→ **About this exercise**
Find the line that contains "Extract the structured". Copy it and every line after it to the end of the material below, exactly, with no pictures.

•••••

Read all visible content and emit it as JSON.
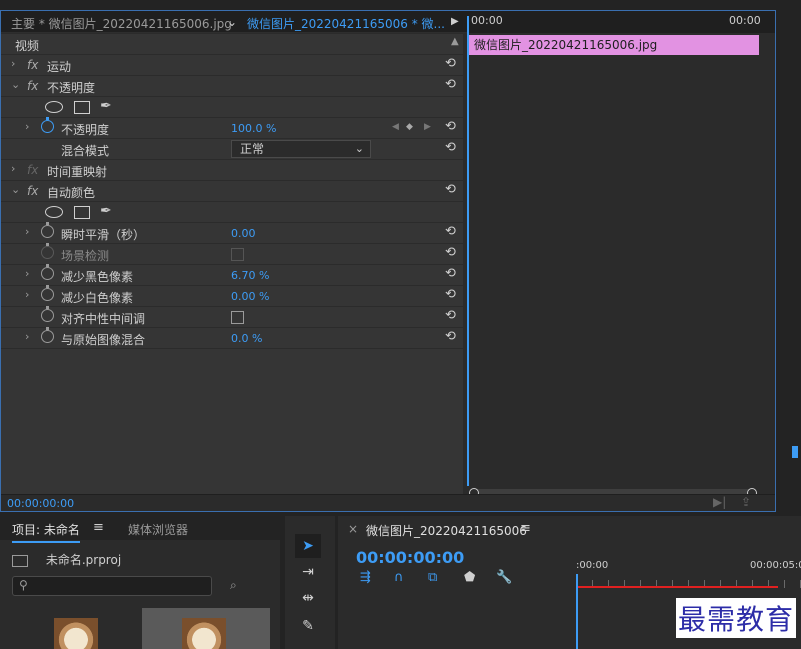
{
  "ec_tabs": {
    "master": "主要 * 微信图片_20220421165006.jpg",
    "sequence": "微信图片_20220421165006 * 微...",
    "dropdown_arrow": "⌄",
    "play_arrow": "▶"
  },
  "ruler": {
    "start": "00:00",
    "end": "00:00"
  },
  "section": {
    "video_label": "视频"
  },
  "effects": {
    "motion": "运动",
    "opacity": "不透明度",
    "opacity_prop": "不透明度",
    "opacity_value": "100.0 %",
    "blend_mode_label": "混合模式",
    "blend_mode_value": "正常",
    "time_remap": "时间重映射",
    "auto_color": "自动颜色",
    "instant_smooth": "瞬时平滑（秒）",
    "instant_smooth_value": "0.00",
    "scene_detect": "场景检测",
    "reduce_black": "减少黑色像素",
    "reduce_black_value": "6.70 %",
    "reduce_white": "减少白色像素",
    "reduce_white_value": "0.00 %",
    "snap_neutral": "对齐中性中间调",
    "blend_original": "与原始图像混合",
    "blend_original_value": "0.0 %",
    "fx_label": "fx"
  },
  "clip": {
    "name": "微信图片_20220421165006.jpg"
  },
  "status": {
    "timecode": "00:00:00:00"
  },
  "project": {
    "tab_project": "项目: 未命名",
    "tab_menu": "≡",
    "tab_media": "媒体浏览器",
    "file_name": "未命名.prproj"
  },
  "timeline": {
    "close": "×",
    "tab_name": "微信图片_20220421165006",
    "tab_menu": "≡",
    "timecode": "00:00:00:00",
    "ruler_start": ":00:00",
    "ruler_next": "00:00:05:0"
  },
  "watermark": "最需教育",
  "colors": {
    "accent": "#3d9cf5",
    "clip": "#e292e2",
    "panel": "#353535",
    "red": "#e02020"
  }
}
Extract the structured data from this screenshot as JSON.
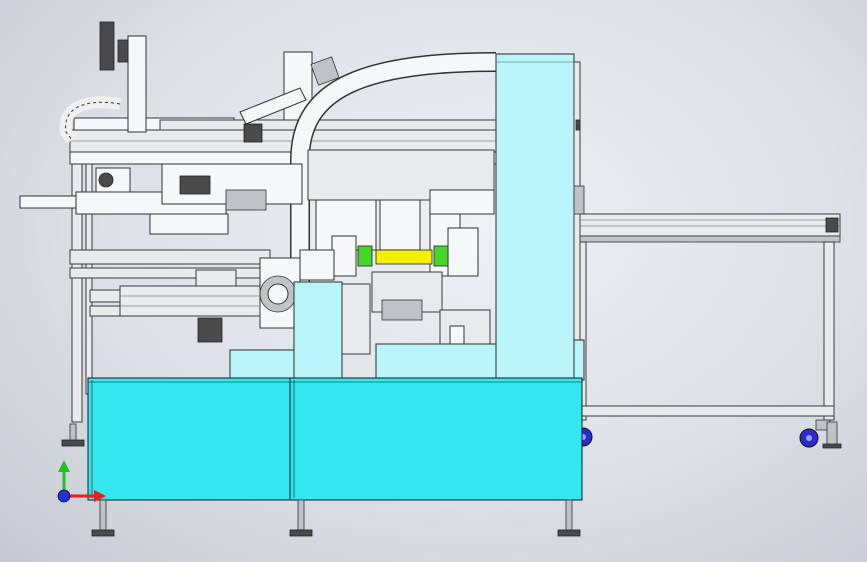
{
  "scene": {
    "colors": {
      "background": "#d3d7de",
      "cabinet": "#33e6f0",
      "guard_panel": "#b9f5f8",
      "frame": "#e8eaec",
      "yellow_part": "#f4f000",
      "green_part": "#48d42a",
      "caster": "#2b2bd0"
    }
  },
  "triad": {
    "icon": "xyz-axis-triad",
    "x_color": "#e52020",
    "y_color": "#20c020",
    "origin_color": "#2030e0"
  }
}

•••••

→ **Exercise solution**
Extract the structured data from this screenshot as JSON.
{
  "scene": {
    "colors": {
      "background": "#d3d7de",
      "cabinet": "#33e6f0",
      "guard_panel": "#b9f5f8",
      "frame": "#e8eaec",
      "yellow_part": "#f4f000",
      "green_part": "#48d42a",
      "caster": "#2b2bd0"
    }
  },
  "triad": {
    "icon": "xyz-axis-triad",
    "x_color": "#e52020",
    "y_color": "#20c020",
    "origin_color": "#2030e0"
  }
}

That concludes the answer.